(Record excerpts)

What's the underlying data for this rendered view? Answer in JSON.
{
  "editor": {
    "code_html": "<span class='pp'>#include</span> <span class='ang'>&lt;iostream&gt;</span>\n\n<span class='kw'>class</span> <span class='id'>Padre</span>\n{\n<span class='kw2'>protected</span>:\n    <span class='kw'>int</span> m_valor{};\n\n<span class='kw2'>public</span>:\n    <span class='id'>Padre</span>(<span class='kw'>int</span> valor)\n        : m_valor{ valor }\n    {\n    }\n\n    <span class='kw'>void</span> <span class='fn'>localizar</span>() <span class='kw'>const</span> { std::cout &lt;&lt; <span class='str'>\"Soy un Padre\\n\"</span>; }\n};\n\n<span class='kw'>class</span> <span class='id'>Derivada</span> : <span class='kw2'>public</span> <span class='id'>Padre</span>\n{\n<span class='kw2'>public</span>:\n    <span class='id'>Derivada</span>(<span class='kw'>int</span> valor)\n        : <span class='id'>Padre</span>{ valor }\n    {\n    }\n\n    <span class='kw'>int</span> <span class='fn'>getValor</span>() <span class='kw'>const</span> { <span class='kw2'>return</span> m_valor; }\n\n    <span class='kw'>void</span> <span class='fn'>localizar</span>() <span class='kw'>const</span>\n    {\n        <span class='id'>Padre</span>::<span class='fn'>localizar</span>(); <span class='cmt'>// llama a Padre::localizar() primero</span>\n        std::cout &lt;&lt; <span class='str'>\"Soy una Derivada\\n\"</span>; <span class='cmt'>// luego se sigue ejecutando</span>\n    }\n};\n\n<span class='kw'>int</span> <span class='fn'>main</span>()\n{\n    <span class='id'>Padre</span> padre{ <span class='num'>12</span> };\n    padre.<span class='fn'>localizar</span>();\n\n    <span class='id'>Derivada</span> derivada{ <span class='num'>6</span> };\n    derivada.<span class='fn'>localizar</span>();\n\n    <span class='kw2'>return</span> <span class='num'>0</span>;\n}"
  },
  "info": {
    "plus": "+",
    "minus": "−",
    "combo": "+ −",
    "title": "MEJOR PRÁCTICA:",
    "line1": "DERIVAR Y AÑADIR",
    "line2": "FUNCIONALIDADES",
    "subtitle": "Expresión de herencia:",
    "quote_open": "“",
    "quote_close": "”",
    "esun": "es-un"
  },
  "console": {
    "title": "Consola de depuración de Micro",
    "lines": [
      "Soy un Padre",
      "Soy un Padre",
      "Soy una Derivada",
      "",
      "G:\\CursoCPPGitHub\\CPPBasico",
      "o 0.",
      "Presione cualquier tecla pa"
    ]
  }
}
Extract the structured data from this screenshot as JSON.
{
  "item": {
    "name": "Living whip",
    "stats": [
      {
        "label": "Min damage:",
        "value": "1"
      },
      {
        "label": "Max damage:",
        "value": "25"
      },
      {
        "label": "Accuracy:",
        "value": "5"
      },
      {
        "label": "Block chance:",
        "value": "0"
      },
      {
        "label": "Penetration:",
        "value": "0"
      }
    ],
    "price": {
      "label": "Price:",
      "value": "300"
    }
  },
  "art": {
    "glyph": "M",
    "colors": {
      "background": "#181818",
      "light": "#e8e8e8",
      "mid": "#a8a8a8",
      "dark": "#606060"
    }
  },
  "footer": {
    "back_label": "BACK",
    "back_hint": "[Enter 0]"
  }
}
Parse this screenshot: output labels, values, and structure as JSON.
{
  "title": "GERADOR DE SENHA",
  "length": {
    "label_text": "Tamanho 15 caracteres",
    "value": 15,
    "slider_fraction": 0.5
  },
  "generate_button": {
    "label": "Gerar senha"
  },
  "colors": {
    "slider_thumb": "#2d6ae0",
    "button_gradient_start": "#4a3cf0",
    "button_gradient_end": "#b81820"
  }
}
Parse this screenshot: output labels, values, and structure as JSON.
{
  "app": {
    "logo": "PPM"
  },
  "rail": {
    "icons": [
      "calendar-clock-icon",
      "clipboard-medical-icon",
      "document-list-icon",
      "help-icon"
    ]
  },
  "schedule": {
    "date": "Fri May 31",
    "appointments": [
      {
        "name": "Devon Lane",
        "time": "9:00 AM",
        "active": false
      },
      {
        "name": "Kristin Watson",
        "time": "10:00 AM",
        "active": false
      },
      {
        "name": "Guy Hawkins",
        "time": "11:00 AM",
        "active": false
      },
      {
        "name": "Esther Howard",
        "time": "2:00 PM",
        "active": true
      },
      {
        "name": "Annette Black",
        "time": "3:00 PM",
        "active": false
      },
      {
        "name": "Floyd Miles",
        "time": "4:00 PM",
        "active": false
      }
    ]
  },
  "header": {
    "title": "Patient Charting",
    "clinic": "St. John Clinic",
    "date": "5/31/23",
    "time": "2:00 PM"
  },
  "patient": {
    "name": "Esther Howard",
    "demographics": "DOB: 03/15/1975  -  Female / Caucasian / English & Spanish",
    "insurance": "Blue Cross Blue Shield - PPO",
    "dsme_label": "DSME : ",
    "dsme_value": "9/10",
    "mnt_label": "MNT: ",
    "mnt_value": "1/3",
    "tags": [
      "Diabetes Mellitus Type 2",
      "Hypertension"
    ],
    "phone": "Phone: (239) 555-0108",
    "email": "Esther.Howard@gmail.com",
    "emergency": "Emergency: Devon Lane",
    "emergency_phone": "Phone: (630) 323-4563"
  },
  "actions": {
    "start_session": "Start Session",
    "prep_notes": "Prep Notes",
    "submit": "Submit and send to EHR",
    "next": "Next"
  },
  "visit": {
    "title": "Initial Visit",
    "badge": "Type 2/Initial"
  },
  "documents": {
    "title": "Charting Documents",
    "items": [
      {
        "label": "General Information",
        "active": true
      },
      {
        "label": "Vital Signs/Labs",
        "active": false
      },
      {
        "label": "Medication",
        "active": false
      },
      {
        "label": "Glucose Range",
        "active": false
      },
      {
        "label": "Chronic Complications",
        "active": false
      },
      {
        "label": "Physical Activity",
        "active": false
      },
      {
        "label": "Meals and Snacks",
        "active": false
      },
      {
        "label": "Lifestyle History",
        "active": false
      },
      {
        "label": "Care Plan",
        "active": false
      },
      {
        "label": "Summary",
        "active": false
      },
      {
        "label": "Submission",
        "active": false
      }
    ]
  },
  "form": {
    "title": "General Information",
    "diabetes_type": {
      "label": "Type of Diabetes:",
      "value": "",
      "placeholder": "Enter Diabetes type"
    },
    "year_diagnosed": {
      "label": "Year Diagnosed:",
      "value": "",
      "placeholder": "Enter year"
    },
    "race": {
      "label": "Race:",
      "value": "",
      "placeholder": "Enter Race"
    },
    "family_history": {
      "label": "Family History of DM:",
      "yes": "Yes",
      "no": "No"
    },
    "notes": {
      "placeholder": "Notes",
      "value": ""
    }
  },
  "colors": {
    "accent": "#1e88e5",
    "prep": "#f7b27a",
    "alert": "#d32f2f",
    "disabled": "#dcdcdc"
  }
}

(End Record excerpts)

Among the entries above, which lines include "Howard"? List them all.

The answer ::
        "name": "Esther Howard",
    "name": "Esther Howard",
    "email": "Esther.Howard@gmail.com",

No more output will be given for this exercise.